lcaminiti
Dave Abrahams wrote
on Fri Dec 16 2011, "Jeffrey Lee Hellrung, Jr." <jeffrey.hellrung-AT-gmail.com> wrote:

> On Thu, Dec 15, 2011 at 8:26 AM, Lorenzo Caminiti <[hidden email]>wrote:
> [...]
>
>> I'm asking because Boost.Contract will support both type predicates
>> and concepts so I need to tell the users why they can use both, when
>> to use concepts, and when to use type predicates. Actually,
>> Boost.Parameter also supports both because it can be used together
>> with Boost.Concept so IMO it'd be nice to add the same explanation to
>> Boost.Parameter as well.
>>
>
> I don't think Boost.Contract nor Boost.Parameter is special in this regard.
> The guideline I follow is: use type predicates only to differentiate
> between overloads via SFINAE; otherwise, use concept assertions, as they
> typically provide more informative error messages and don't complicate the
> function signature.
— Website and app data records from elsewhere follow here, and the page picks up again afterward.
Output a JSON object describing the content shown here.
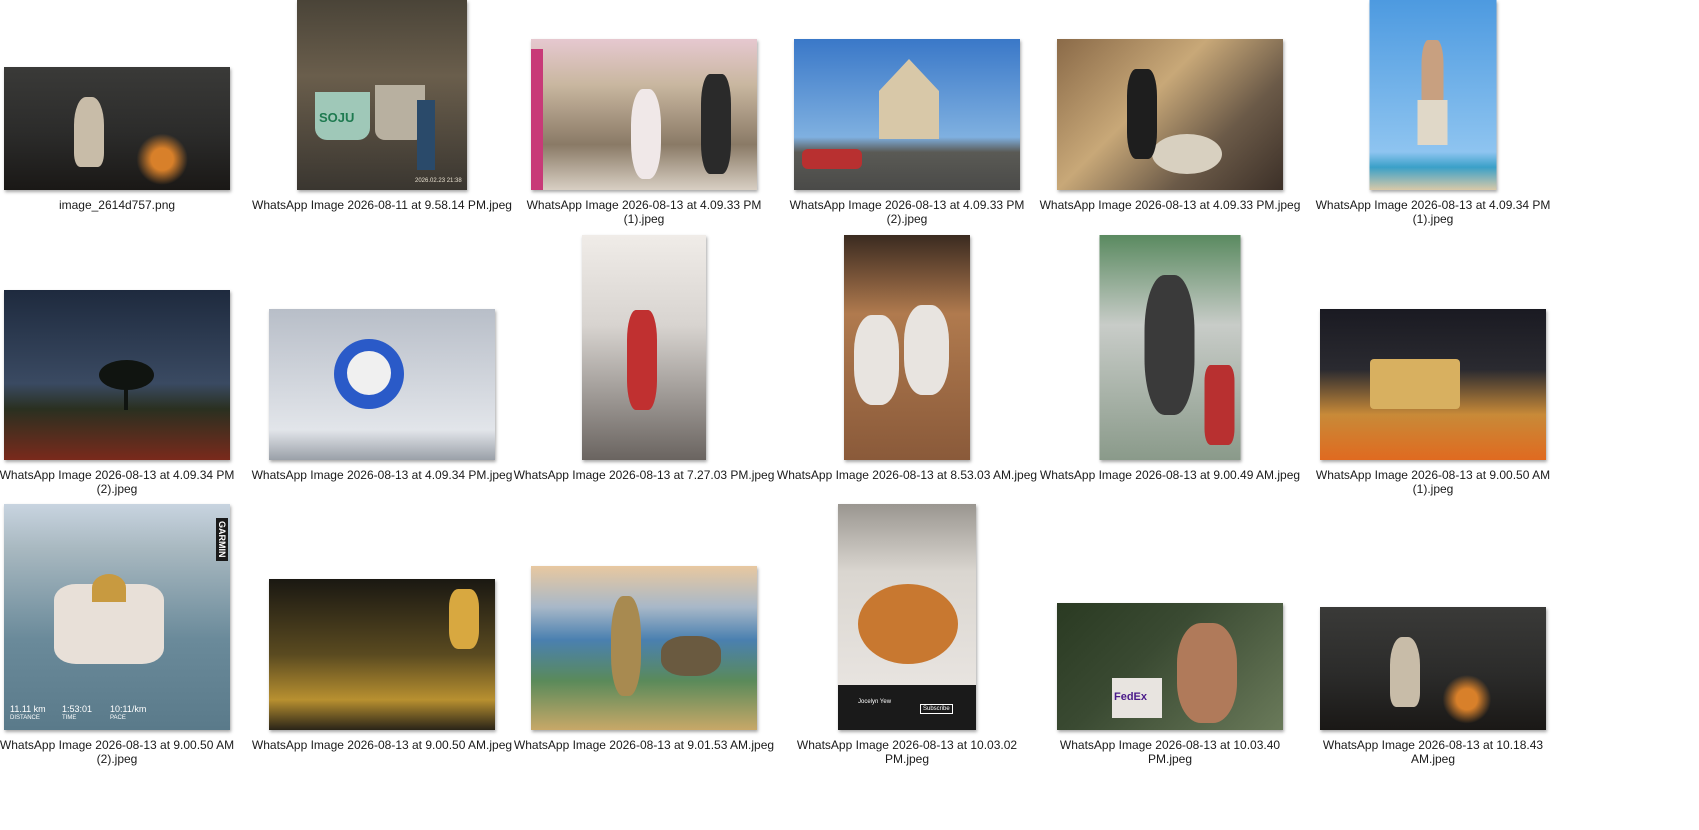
{
  "files": [
    {
      "name": "image_2614d757.png",
      "thumb": "woman-fire-icon",
      "colors": [
        "#2b2b2a",
        "#5e5850",
        "#1a1816"
      ]
    },
    {
      "name": "WhatsApp Image 2026-08-11 at 9.58.14 PM.jpeg",
      "thumb": "soju-table-icon",
      "colors": [
        "#3a3630",
        "#9a8a6e",
        "#2a2622"
      ],
      "overlay": {
        "logo": "SOJU",
        "stamp": "2026.02.23 21:38"
      }
    },
    {
      "name": "WhatsApp Image 2026-08-13 at 4.09.33 PM (1).jpeg",
      "thumb": "street-market-icon",
      "colors": [
        "#c9b7a0",
        "#8a7a66",
        "#d8cfc3"
      ]
    },
    {
      "name": "WhatsApp Image 2026-08-13 at 4.09.33 PM (2).jpeg",
      "thumb": "building-sky-icon",
      "colors": [
        "#4f86c6",
        "#7fb0e0",
        "#5a5a55"
      ]
    },
    {
      "name": "WhatsApp Image 2026-08-13 at 4.09.33 PM.jpeg",
      "thumb": "market-food-icon",
      "colors": [
        "#6b5a48",
        "#c8a878",
        "#3c3028"
      ]
    },
    {
      "name": "WhatsApp Image 2026-08-13 at 4.09.34 PM (1).jpeg",
      "thumb": "beach-acrobat-icon",
      "colors": [
        "#4d9ae0",
        "#8ec4f0",
        "#d9c9a8"
      ]
    },
    {
      "name": "WhatsApp Image 2026-08-13 at 4.09.34 PM (2).jpeg",
      "thumb": "star-trails-icon",
      "colors": [
        "#1e2a3e",
        "#3a4a62",
        "#7a2a1c"
      ]
    },
    {
      "name": "WhatsApp Image 2026-08-13 at 4.09.34 PM.jpeg",
      "thumb": "balloon-sky-icon",
      "colors": [
        "#c5cad2",
        "#e2e5ea",
        "#9aa0a8"
      ]
    },
    {
      "name": "WhatsApp Image 2026-08-13 at 7.27.03 PM.jpeg",
      "thumb": "stage-performer-icon",
      "colors": [
        "#d8d4d0",
        "#b03030",
        "#6a6460"
      ]
    },
    {
      "name": "WhatsApp Image 2026-08-13 at 8.53.03 AM.jpeg",
      "thumb": "two-women-icon",
      "colors": [
        "#b07a4e",
        "#e8e4e0",
        "#8a5a3a"
      ]
    },
    {
      "name": "WhatsApp Image 2026-08-13 at 9.00.49 AM.jpeg",
      "thumb": "fuel-pump-icon",
      "colors": [
        "#8a9a8a",
        "#c8ccc8",
        "#b83030"
      ]
    },
    {
      "name": "WhatsApp Image 2026-08-13 at 9.00.50 AM (1).jpeg",
      "thumb": "night-festival-icon",
      "colors": [
        "#1a1a22",
        "#c88a38",
        "#e06a20"
      ]
    },
    {
      "name": "WhatsApp Image 2026-08-13 at 9.00.50 AM (2).jpeg",
      "thumb": "mosque-aerial-icon",
      "colors": [
        "#6a8a9a",
        "#a8b8c0",
        "#d8d0c8"
      ],
      "overlay": {
        "brand": "GARMIN",
        "distance": "11.11 km",
        "distance_label": "DISTANCE",
        "time": "1:53:01",
        "time_label": "TIME",
        "pace": "10:11/km",
        "pace_label": "PACE"
      }
    },
    {
      "name": "WhatsApp Image 2026-08-13 at 9.00.50 AM.jpeg",
      "thumb": "parade-night-icon",
      "colors": [
        "#2a2418",
        "#b89030",
        "#5a4a20"
      ]
    },
    {
      "name": "WhatsApp Image 2026-08-13 at 9.01.53 AM.jpeg",
      "thumb": "dinosaurs-icon",
      "colors": [
        "#5a8a5a",
        "#c8a868",
        "#4a80b0"
      ]
    },
    {
      "name": "WhatsApp Image 2026-08-13 at 10.03.02 PM.jpeg",
      "thumb": "noodles-video-icon",
      "colors": [
        "#dad6d0",
        "#c87830",
        "#1a1a1a"
      ],
      "overlay": {
        "user": "Jocelyn Yew",
        "subscribe": "Subscribe"
      }
    },
    {
      "name": "WhatsApp Image 2026-08-13 at 10.03.40 PM.jpeg",
      "thumb": "forest-man-icon",
      "colors": [
        "#3a4a32",
        "#6a7a5a",
        "#b07a5a"
      ],
      "overlay": {
        "logo": "FedEx"
      }
    },
    {
      "name": "WhatsApp Image 2026-08-13 at 10.18.43 AM.jpeg",
      "thumb": "woman-fire-icon",
      "colors": [
        "#2b2b2a",
        "#5e5850",
        "#1a1816"
      ]
    }
  ]
}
I mostly agree, but there are a few exceptions to that rule.  One is
when you're writing conversion operators, constructors, or other
operations with broadly-understood semantics: if you don't use SFINAE to
take them out of contention when they don't apply, then other people
using traits (usually relying on SFINAE tricks themselves) will get the
wrong answer for, e.g., is_convertible<T,U>, has_addition<T>, etc.
I think a (bad) example of that is the implementation of operator== for std::vector<T> which is not taken out of overload resolution using SFINAE when T does not have an operator==. Then has_equal_to< std::vector<T> > is true even when has_equal_to<T> is false, making necessary to explicitly specialize has_equal_to for vectors (and other containers) to work around this :(

Another example of when you want SFINAE to fail the overload instead of a concept error is to distinguis deduced parameters for which you will always use type predicates (as far as I can tell).

(I will add the result of this discussion to Boost.Contract docs.)

--Lorenzo